Start of MATERIALS PROVIDED

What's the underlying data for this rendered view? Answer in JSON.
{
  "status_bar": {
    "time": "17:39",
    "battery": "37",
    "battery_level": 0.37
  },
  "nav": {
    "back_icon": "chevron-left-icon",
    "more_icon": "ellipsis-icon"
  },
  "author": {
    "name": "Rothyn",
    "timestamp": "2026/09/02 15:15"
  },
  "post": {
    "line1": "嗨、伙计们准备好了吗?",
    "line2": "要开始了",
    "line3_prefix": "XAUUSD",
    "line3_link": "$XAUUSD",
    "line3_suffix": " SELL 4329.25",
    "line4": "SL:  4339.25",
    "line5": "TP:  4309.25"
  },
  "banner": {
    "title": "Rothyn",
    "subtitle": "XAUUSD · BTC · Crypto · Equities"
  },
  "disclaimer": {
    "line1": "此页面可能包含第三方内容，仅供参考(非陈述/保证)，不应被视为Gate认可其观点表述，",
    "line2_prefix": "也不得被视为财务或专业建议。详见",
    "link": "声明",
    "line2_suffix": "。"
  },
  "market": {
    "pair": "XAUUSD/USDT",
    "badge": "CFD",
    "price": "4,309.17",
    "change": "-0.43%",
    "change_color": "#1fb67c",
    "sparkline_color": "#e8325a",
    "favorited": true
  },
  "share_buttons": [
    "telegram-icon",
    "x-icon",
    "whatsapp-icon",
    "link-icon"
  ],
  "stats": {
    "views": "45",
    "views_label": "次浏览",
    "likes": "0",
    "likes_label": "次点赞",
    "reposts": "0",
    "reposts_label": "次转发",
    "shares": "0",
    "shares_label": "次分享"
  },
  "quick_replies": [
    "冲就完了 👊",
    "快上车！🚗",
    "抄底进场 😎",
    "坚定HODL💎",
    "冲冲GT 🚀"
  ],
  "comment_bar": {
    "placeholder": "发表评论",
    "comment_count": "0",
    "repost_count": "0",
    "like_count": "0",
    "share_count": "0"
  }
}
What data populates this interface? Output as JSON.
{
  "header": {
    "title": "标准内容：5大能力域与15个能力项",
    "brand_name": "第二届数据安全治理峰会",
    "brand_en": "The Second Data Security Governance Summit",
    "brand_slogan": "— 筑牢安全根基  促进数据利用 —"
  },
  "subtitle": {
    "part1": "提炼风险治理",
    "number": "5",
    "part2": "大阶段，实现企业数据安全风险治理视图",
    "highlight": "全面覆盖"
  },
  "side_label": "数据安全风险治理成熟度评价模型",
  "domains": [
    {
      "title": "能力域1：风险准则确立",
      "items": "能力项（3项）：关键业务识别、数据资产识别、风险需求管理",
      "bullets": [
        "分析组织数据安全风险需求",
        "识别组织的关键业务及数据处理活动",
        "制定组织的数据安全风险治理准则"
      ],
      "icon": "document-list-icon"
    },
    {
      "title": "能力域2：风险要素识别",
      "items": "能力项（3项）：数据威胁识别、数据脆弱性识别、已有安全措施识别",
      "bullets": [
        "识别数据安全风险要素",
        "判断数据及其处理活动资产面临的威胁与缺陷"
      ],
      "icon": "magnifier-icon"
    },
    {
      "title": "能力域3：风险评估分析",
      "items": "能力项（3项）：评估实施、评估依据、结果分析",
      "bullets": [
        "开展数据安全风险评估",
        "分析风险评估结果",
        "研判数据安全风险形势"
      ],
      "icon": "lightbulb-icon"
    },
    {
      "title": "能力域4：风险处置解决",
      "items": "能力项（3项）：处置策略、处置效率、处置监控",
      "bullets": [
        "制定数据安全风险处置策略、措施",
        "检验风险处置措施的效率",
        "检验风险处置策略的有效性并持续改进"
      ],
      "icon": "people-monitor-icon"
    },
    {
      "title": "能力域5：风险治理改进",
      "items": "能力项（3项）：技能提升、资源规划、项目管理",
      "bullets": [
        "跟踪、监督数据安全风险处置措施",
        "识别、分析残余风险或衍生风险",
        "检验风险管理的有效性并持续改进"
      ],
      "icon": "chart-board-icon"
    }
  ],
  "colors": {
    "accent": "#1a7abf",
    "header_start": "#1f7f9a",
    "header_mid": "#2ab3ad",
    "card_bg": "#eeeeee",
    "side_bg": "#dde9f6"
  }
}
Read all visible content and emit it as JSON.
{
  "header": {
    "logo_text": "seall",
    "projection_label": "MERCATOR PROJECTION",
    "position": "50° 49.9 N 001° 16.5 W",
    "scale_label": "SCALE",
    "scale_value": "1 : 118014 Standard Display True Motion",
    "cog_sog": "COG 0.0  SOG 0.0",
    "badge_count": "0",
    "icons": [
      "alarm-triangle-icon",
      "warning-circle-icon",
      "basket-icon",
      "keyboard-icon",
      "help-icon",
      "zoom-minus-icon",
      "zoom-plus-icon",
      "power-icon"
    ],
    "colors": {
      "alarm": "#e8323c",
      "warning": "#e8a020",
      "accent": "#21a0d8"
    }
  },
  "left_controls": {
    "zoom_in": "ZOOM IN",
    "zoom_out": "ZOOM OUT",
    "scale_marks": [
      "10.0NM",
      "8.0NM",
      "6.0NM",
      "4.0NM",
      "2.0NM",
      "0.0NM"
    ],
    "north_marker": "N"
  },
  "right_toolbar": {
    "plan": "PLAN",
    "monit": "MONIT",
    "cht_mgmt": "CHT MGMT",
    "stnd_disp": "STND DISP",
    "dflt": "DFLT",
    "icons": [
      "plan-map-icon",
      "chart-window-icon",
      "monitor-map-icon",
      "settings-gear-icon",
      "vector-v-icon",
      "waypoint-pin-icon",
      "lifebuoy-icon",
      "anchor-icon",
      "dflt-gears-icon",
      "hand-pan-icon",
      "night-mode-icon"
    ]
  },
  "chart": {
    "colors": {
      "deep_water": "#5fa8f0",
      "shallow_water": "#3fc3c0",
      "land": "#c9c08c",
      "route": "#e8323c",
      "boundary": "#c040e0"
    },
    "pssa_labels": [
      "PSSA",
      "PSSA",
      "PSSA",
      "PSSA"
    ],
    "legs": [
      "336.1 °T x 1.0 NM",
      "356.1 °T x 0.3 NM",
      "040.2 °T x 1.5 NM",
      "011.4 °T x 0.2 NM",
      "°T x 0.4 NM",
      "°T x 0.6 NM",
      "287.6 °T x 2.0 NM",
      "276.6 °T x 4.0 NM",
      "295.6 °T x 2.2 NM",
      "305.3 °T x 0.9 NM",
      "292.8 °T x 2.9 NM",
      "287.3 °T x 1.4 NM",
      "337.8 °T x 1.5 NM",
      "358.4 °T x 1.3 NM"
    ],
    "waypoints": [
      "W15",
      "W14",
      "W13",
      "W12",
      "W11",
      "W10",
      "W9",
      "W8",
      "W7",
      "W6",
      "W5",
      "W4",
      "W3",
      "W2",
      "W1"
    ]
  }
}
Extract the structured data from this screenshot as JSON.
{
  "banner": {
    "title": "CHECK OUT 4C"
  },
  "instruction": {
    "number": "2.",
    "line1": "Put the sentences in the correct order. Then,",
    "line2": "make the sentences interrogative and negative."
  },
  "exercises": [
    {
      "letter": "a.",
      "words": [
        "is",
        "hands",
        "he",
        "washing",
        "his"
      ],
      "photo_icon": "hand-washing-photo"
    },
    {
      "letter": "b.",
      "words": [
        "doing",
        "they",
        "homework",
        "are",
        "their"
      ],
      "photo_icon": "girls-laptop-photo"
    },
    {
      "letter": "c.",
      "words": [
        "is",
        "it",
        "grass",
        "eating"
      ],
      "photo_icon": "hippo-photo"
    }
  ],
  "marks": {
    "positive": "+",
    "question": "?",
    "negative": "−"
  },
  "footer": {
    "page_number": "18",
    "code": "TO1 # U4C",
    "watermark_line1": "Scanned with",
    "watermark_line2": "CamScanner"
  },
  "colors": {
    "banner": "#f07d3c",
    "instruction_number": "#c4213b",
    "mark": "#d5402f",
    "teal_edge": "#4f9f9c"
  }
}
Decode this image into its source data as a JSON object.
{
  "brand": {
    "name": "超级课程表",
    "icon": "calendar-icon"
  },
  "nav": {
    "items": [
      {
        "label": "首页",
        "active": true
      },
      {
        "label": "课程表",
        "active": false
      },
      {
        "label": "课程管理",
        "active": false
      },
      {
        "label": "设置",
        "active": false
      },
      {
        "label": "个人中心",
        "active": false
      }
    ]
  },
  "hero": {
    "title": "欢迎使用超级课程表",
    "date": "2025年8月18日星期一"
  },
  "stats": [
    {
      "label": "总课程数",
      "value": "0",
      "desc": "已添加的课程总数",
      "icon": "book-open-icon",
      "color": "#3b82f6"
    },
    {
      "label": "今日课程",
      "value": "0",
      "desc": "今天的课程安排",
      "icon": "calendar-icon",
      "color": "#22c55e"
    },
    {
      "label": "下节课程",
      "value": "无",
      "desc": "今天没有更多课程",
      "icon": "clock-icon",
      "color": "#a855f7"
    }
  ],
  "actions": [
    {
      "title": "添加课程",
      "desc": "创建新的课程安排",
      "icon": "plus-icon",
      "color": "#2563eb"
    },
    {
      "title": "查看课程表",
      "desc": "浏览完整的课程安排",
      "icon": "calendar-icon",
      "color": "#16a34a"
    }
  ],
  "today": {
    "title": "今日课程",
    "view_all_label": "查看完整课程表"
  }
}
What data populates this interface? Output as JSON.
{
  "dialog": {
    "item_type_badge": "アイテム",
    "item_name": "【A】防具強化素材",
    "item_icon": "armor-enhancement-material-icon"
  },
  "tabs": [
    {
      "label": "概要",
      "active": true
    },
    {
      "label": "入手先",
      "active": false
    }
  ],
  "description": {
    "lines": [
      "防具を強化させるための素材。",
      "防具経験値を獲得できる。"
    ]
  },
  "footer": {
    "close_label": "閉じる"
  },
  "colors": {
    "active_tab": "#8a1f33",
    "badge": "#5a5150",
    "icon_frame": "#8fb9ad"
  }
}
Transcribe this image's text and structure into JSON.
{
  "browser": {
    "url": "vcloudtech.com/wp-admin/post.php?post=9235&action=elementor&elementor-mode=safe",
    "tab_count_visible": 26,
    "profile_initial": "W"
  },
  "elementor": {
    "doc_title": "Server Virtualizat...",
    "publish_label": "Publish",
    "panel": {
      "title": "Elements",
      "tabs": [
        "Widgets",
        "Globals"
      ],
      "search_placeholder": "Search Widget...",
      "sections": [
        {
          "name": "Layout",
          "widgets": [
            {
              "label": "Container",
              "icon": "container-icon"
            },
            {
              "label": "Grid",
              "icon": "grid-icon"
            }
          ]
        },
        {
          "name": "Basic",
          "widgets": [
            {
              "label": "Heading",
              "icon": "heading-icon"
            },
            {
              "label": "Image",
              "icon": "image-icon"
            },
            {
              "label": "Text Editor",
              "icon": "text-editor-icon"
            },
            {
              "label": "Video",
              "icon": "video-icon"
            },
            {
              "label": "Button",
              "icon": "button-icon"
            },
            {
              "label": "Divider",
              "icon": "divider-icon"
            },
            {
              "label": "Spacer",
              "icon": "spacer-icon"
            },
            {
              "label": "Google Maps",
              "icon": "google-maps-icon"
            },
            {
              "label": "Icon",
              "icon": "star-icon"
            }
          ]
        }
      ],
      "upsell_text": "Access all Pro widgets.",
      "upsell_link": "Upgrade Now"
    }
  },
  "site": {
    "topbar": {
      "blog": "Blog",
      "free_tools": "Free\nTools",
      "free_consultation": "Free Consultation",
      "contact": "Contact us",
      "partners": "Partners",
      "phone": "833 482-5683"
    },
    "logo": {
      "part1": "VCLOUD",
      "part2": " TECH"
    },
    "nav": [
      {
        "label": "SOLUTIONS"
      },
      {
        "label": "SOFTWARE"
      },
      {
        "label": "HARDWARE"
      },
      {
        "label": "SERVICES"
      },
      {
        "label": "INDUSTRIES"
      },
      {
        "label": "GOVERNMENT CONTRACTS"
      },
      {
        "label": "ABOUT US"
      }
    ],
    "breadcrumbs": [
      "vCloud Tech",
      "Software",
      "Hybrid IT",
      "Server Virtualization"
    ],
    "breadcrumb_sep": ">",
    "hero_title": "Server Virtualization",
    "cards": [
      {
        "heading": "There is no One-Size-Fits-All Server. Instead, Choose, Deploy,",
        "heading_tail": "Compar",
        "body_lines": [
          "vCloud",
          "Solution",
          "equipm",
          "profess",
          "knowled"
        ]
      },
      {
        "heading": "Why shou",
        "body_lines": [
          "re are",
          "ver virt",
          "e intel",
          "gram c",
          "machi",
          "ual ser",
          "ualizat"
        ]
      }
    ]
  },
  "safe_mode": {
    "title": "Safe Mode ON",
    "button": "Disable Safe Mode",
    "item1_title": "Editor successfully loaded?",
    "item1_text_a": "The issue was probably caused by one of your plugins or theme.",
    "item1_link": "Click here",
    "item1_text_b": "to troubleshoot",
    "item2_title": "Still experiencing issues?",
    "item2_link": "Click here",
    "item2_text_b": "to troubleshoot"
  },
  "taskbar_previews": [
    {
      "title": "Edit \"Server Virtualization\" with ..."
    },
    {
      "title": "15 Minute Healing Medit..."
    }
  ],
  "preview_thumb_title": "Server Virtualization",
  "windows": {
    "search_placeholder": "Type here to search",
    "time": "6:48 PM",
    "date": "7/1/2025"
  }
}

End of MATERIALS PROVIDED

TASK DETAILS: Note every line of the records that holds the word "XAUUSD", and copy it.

YOUR SOLUTION:
    "line3_prefix": "XAUUSD",
    "line3_link": "$XAUUSD",
    "subtitle": "XAUUSD · BTC · Crypto · Equities"
    "pair": "XAUUSD/USDT",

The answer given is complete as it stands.